■ EXERCISE REQUIREMENTS ■
Write each entry out again exactly, with nothing omitted.
[Start of section]
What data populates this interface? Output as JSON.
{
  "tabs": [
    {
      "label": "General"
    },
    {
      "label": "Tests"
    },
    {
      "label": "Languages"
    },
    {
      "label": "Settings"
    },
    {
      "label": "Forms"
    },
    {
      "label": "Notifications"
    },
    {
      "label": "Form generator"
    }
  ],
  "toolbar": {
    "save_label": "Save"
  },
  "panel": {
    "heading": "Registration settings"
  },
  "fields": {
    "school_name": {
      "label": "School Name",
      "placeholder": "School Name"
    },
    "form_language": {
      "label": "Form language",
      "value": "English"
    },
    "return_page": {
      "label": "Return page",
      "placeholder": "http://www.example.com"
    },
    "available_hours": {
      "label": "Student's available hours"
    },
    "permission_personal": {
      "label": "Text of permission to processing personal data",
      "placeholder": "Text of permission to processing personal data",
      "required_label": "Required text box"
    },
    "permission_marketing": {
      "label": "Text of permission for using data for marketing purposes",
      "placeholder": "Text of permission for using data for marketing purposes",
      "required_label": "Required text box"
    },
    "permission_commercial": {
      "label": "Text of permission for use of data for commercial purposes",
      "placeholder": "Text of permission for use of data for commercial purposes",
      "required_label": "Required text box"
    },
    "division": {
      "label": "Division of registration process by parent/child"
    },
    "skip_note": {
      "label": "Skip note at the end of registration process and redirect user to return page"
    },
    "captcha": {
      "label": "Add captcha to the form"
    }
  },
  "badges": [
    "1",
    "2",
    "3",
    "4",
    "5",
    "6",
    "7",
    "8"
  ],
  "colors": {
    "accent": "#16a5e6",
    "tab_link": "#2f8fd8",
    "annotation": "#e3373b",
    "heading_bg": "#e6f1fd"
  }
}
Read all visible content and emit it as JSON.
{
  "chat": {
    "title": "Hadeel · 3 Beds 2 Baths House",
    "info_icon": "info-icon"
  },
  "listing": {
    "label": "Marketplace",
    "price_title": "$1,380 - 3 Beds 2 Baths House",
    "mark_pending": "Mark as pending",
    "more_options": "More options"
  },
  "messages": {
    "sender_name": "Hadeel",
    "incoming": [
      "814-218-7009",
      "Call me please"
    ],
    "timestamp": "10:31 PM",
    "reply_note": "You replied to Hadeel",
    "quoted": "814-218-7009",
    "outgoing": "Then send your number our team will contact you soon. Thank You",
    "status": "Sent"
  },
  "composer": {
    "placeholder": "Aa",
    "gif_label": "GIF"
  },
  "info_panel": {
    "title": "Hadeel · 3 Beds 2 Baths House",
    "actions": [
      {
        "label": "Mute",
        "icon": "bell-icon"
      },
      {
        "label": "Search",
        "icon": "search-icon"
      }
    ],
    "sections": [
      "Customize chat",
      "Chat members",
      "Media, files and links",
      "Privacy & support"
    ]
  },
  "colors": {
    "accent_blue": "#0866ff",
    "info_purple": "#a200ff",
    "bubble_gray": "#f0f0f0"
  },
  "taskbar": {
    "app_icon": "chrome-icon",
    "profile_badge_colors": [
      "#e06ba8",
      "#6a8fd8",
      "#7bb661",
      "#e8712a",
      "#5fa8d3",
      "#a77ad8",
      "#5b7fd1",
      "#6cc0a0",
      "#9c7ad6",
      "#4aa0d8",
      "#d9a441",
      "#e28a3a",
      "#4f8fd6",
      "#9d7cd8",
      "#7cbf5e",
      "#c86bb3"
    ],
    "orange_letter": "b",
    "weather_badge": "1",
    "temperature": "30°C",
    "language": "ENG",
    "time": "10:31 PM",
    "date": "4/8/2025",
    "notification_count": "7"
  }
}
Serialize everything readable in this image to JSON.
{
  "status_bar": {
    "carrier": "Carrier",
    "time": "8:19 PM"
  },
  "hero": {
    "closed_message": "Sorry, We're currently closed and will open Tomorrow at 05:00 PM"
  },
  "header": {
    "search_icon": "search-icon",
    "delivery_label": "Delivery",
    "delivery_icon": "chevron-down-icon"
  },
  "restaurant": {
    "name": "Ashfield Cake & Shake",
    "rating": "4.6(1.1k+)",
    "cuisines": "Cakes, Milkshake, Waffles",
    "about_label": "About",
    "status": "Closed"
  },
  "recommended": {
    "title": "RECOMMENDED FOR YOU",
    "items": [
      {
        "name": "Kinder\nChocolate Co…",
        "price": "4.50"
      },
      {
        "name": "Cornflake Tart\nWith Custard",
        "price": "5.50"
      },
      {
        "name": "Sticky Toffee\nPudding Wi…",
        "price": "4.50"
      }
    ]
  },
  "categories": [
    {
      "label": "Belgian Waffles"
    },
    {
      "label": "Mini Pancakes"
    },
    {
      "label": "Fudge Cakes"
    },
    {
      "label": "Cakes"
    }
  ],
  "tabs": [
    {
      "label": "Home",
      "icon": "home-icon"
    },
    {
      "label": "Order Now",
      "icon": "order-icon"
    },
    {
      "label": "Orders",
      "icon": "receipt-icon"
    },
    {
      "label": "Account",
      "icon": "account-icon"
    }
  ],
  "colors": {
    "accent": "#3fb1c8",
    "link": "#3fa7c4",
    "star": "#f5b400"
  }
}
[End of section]
■ EXERCISE ANSWER ■
What data populates this interface? Output as JSON.
{
  "tabs": [
    {
      "label": "General"
    },
    {
      "label": "Tests"
    },
    {
      "label": "Languages"
    },
    {
      "label": "Settings"
    },
    {
      "label": "Forms"
    },
    {
      "label": "Notifications"
    },
    {
      "label": "Form generator"
    }
  ],
  "toolbar": {
    "save_label": "Save"
  },
  "panel": {
    "heading": "Registration settings"
  },
  "fields": {
    "school_name": {
      "label": "School Name",
      "placeholder": "School Name"
    },
    "form_language": {
      "label": "Form language",
      "value": "English"
    },
    "return_page": {
      "label": "Return page",
      "placeholder": "http://www.example.com"
    },
    "available_hours": {
      "label": "Student's available hours"
    },
    "permission_personal": {
      "label": "Text of permission to processing personal data",
      "placeholder": "Text of permission to processing personal data",
      "required_label": "Required text box"
    },
    "permission_marketing": {
      "label": "Text of permission for using data for marketing purposes",
      "placeholder": "Text of permission for using data for marketing purposes",
      "required_label": "Required text box"
    },
    "permission_commercial": {
      "label": "Text of permission for use of data for commercial purposes",
      "placeholder": "Text of permission for use of data for commercial purposes",
      "required_label": "Required text box"
    },
    "division": {
      "label": "Division of registration process by parent/child"
    },
    "skip_note": {
      "label": "Skip note at the end of registration process and redirect user to return page"
    },
    "captcha": {
      "label": "Add captcha to the form"
    }
  },
  "badges": [
    "1",
    "2",
    "3",
    "4",
    "5",
    "6",
    "7",
    "8"
  ],
  "colors": {
    "accent": "#16a5e6",
    "tab_link": "#2f8fd8",
    "annotation": "#e3373b",
    "heading_bg": "#e6f1fd"
  }
}
Read all visible content and emit it as JSON.
{
  "chat": {
    "title": "Hadeel · 3 Beds 2 Baths House",
    "info_icon": "info-icon"
  },
  "listing": {
    "label": "Marketplace",
    "price_title": "$1,380 - 3 Beds 2 Baths House",
    "mark_pending": "Mark as pending",
    "more_options": "More options"
  },
  "messages": {
    "sender_name": "Hadeel",
    "incoming": [
      "814-218-7009",
      "Call me please"
    ],
    "timestamp": "10:31 PM",
    "reply_note": "You replied to Hadeel",
    "quoted": "814-218-7009",
    "outgoing": "Then send your number our team will contact you soon. Thank You",
    "status": "Sent"
  },
  "composer": {
    "placeholder": "Aa",
    "gif_label": "GIF"
  },
  "info_panel": {
    "title": "Hadeel · 3 Beds 2 Baths House",
    "actions": [
      {
        "label": "Mute",
        "icon": "bell-icon"
      },
      {
        "label": "Search",
        "icon": "search-icon"
      }
    ],
    "sections": [
      "Customize chat",
      "Chat members",
      "Media, files and links",
      "Privacy & support"
    ]
  },
  "colors": {
    "accent_blue": "#0866ff",
    "info_purple": "#a200ff",
    "bubble_gray": "#f0f0f0"
  },
  "taskbar": {
    "app_icon": "chrome-icon",
    "profile_badge_colors": [
      "#e06ba8",
      "#6a8fd8",
      "#7bb661",
      "#e8712a",
      "#5fa8d3",
      "#a77ad8",
      "#5b7fd1",
      "#6cc0a0",
      "#9c7ad6",
      "#4aa0d8",
      "#d9a441",
      "#e28a3a",
      "#4f8fd6",
      "#9d7cd8",
      "#7cbf5e",
      "#c86bb3"
    ],
    "orange_letter": "b",
    "weather_badge": "1",
    "temperature": "30°C",
    "language": "ENG",
    "time": "10:31 PM",
    "date": "4/8/2025",
    "notification_count": "7"
  }
}
Serialize everything readable in this image to JSON.
{
  "status_bar": {
    "carrier": "Carrier",
    "time": "8:19 PM"
  },
  "hero": {
    "closed_message": "Sorry, We're currently closed and will open Tomorrow at 05:00 PM"
  },
  "header": {
    "search_icon": "search-icon",
    "delivery_label": "Delivery",
    "delivery_icon": "chevron-down-icon"
  },
  "restaurant": {
    "name": "Ashfield Cake & Shake",
    "rating": "4.6(1.1k+)",
    "cuisines": "Cakes, Milkshake, Waffles",
    "about_label": "About",
    "status": "Closed"
  },
  "recommended": {
    "title": "RECOMMENDED FOR YOU",
    "items": [
      {
        "name": "Kinder\nChocolate Co…",
        "price": "4.50"
      },
      {
        "name": "Cornflake Tart\nWith Custard",
        "price": "5.50"
      },
      {
        "name": "Sticky Toffee\nPudding Wi…",
        "price": "4.50"
      }
    ]
  },
  "categories": [
    {
      "label": "Belgian Waffles"
    },
    {
      "label": "Mini Pancakes"
    },
    {
      "label": "Fudge Cakes"
    },
    {
      "label": "Cakes"
    }
  ],
  "tabs": [
    {
      "label": "Home",
      "icon": "home-icon"
    },
    {
      "label": "Order Now",
      "icon": "order-icon"
    },
    {
      "label": "Orders",
      "icon": "receipt-icon"
    },
    {
      "label": "Account",
      "icon": "account-icon"
    }
  ],
  "colors": {
    "accent": "#3fb1c8",
    "link": "#3fa7c4",
    "star": "#f5b400"
  }
}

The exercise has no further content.